Life is evidence of magic. What else could this living world be other than magic? Each new moment is a rabbit pulled from a hat. Dumbfounding in its creativity and mesmerizing in its execution, we ought to be paralyzed in wonder. This enchanting event even ends with a disappearing act that leaves each of us with the question, "But where did it go?" We are then struck with a new question, "Where will I go when I disappear?" Life is regenerating itself moment by moment and yet it is fleeting. Life is ultimately bitter because it slips like sand between our fingers that are themselves aging into dust. Life is actually heaven because it is always growing and evolving, and from our palms themselves, young and old, a flower blooms forever! In this eternal change, where everything oscillates between crib and coffin, nothing can last forever and so now there is at least that single destiny. When we learn to sense with our bodies this everpresent and unavoidable fate of living and dying and the transition between these two epic points, we can say, "Yes, I know now it is a dream." This dream is called Maya, to the yogis. They recognized life is moving and therefore always changing, literally and symbolically. From that observation, they then saw the veil of impermanence itself. Nothing is what it is, because now its something else. It has changed. So what can be said to be true? They saw the mirage of circumstances and forms. Then studied from afar. The game of yoga is to peek behind the veils of change and find that thing that never changes.

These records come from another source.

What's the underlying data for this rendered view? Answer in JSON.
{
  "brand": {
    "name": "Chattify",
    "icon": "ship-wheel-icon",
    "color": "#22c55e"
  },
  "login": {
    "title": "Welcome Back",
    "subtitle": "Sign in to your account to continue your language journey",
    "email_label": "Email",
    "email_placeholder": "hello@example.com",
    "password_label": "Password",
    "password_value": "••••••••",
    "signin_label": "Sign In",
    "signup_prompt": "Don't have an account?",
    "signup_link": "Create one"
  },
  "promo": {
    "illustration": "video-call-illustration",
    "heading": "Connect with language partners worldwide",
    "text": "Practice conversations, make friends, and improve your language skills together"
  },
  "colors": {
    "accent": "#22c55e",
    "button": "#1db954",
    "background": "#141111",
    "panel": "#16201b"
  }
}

Maya Meditation: Meditate with open eyes. Keep the eyes still and then let them fall onto something comfortable. Open peripheral vision. Then notice all the things that are moving at once. Relax eyes. It will look like the trees, or the cars, or the people are dancing. Then you will feel the idea of Maya more deeply.

I believe the first yogis were acutely intuitive and intelligent people who made the choice to study with great intensity the fundamental nature of life itself. The simplicity of their epiphanies is a wonderful antidote to the complexity of modern lives. Again, life is change. There is nothing truer than that. Their insatiable curiosity led them into the study of their own being as both bodies and minds. This desire to know the self is a desire that eventually leads to the absence of all desire, yogic satisfaction. So Life leads to Self and Self leads to peace. Through their efforts and experimentation, such discoveries were made, recorded, and validated with other yogis. It was a renaissance where a new science was birthed for humanity. Europes renaissance was a reaction to the dark ages where culture expanded mainly through the arts. Ancient India's was an expansion in consciousness. They came to great conclusions and predictions about the world and the human condition. The most important being, all human beings are on a quest to achieve themselves. While the world inspires them to move outwardly, the true journey is inside. This journey is called Sadhana.

They believe these conclusions are unquestionably true because they were observed as patterns of nature. The Buddha, for example, created his own strategy of yoga, unique to him, and clarified a specific pattern about suffering which he attained through his Sadhana. Suffering is bonded to desire. This also means the more you want the more stressed you'll be. This correlation between suffering and desire was observed by many but fully uncovered by the Buddha. It is almost as if it is a psychological law, in the sense that it is a pattern that exists within most people, if not all.

The yogis, including Buddha, came from a world that is impossible to understand and had minds that are impossible to know because their cultural priorities were so different than ours. They share glimpses of their worlds through the techniques and philosophies of the practice they designed for themselves. In their time environmental ecosystems were less deprived and the touch of nature was still strong, at least from our perspective. Due to the strength of nature the yogi's minds, with all that special genius, only had the raw experience of the world to study. With fewer distractions, they saw deeper into the essence of life's magic. If life is Maya the dream, as they say, what magical characters these yogis were. Not the magicians, but the ones that new the trick. Elders. Seers. Mystics. They spoke the secrets of the world and knew how to taste its insane perfection. As wise people do they sat in a different part of the mind to get a different perspective and their skies for that reason were filled with new and unknown constellations. New insights, new patterns, new truths. Still, it is only one dream and only one sky.

This attitude can be learned and trained as the body is transformed, healed, and empowered. Yoga does not make life more or less true. It does not make things easier or more beautiful. It simply clears the mind of its chatter and judgments. This permits clarity of perception! To see things as accurately as possible from the unique perspective of yourself. Once you can sit with yourself and appreciate all that you are then meditation begins. Meditation being 1) the absence of all effort 2) the absence of unconsciousness. Completely awake and withdrawn, what a yogi discovers is that they themselves are just as much a part of Maya as anything. Self is a figment of the imagination. When Self is perceived as too solid or real Life becomes heavy and narrow. When Self is felt to be fluid and transparent Life becomes lighter and more playful because after all, it is only a dream.